Denel is on the receiving end of yet another gloomy forecast at the same time as its shareholder representative, Public Enterprises Minister Pravin Gordhan, maintains “decisive steps” are being taken to recover assets, money and intellectual property stolen from State-owned enterprises (SOEs) in South Africa.
The gloomy outlook comes from Victoria Bosomworth, associate aerospace and defence analyst at GlobalData. The London-based data and analytics company says its mission is to help clients decode the future to be more successful and innovative across a range of industries, including defence.
“Denel’s financial woes are not only due to reported financial mismanagement, allegations of which are under investigation at the ‘State Capture’ Commission of Inquiry, but should also be viewed in the wider context of South Africa’s deepening recession – resulting in the country’s downgrade to sovereign ‘junk status’ by Moody’s in 2020 and exacerbated by the impact of the COVID-19 pandemic.

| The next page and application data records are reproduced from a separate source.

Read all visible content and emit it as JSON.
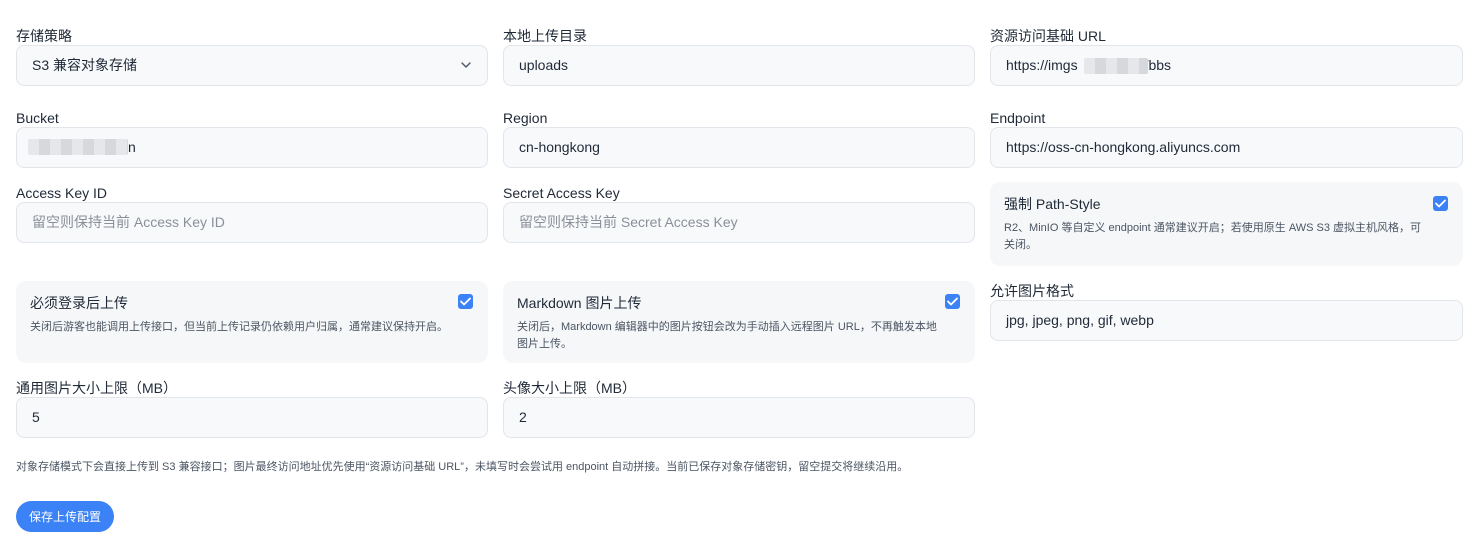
{
  "storage": {
    "label": "存储策略",
    "value": "S3 兼容对象存储"
  },
  "local_dir": {
    "label": "本地上传目录",
    "value": "uploads"
  },
  "base_url": {
    "label": "资源访问基础 URL",
    "value_prefix": "https://imgs",
    "value_suffix": "/bbs"
  },
  "bucket": {
    "label": "Bucket",
    "value_suffix": "n"
  },
  "region": {
    "label": "Region",
    "value": "cn-hongkong"
  },
  "endpoint": {
    "label": "Endpoint",
    "value": "https://oss-cn-hongkong.aliyuncs.com"
  },
  "access_key": {
    "label": "Access Key ID",
    "placeholder": "留空则保持当前 Access Key ID"
  },
  "secret_key": {
    "label": "Secret Access Key",
    "placeholder": "留空则保持当前 Secret Access Key"
  },
  "path_style": {
    "title": "强制 Path-Style",
    "desc": "R2、MinIO 等自定义 endpoint 通常建议开启；若使用原生 AWS S3 虚拟主机风格，可关闭。",
    "checked": true
  },
  "login_required": {
    "title": "必须登录后上传",
    "desc": "关闭后游客也能调用上传接口，但当前上传记录仍依赖用户归属，通常建议保持开启。",
    "checked": true
  },
  "markdown_upload": {
    "title": "Markdown 图片上传",
    "desc": "关闭后，Markdown 编辑器中的图片按钮会改为手动插入远程图片 URL，不再触发本地图片上传。",
    "checked": true
  },
  "formats": {
    "label": "允许图片格式",
    "value": "jpg, jpeg, png, gif, webp"
  },
  "image_size": {
    "label": "通用图片大小上限（MB）",
    "value": "5"
  },
  "avatar_size": {
    "label": "头像大小上限（MB）",
    "value": "2"
  },
  "note": "对象存储模式下会直接上传到 S3 兼容接口；图片最终访问地址优先使用“资源访问基础 URL”，未填写时会尝试用 endpoint 自动拼接。当前已保存对象存储密钥，留空提交将继续沿用。",
  "save_label": "保存上传配置",
  "colors": {
    "accent": "#3b82f6",
    "field_bg": "#f8f9fb",
    "card_bg": "#f6f7f9"
  }
}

“The South African defence budget, as a percentage of GDP (Gross Domestic Product), has also been shrinking, with domestic orders falling as the majority of Denel orders stem from exports to countries such as the UAE (United Arab Emirates) and Malaysia,” she said in a statement.
Gordhan, in a Daily Maverick opinion piece, notes “in recent years SOEs have been honey pots of State capture, largely because of their large procurement spend”.
He goes on to write: “This year we will witness changes to the architecture of SOEs and the direction being taken. A set of structural reforms is being introduced to ignite growth in the economy and to address our capacity challenges which have been compounded by the Covid-19 pandemic”.
Denel, along with Eskom, SAA and Transnet is identified by the Public Enterprises Minister as SOEs set to recover from “ruthless looting and destruction”. Mandates will be reviewed, lost funds recovered, procurement policies changed and “localisation policies” implemented.
Of the State-owned defence and technology conglomerate, Gordhan writes its success is dependent on “a clear national vision of the role and place of defence and related industries in a changing globalised world”.
Denel’s new business model must, he states, respond to these challenges.
This will see Denel restructured to become “fit for purpose, commercially sustainable and not dependent on the fiscus”.
“We anticipate that Denel will enter into strategic partnerships with original equipment manufacturers (OEMs) to add value to the local economy while benefiting from a growing and untapped international market,” Gordhan writes in the digital daily.
On the other side of the ledger, Bosomworth’s forecast has it Denel’s survival is in question and it “may prove difficult to recover financially, even with requested state approval of additional funding”.
A GlobalData report analysing South Africa’s defence budget with as forecast for the 2020 financial year has it that Denel was the primary South African exporter of defence equipment, accounting for 21 of 36 contracts executed between 2015 and 2019.
“The two main export categories during this period were missiles and armoured vehicles, with Denel offering products such as the Umkhonto-IR surface-to-air missile (SAM), the ZT3 Ingwe anti-tank missile, Casspir and Mamba APCs and the RG-31 Nyala armoured vehicle,” according to GlobalData.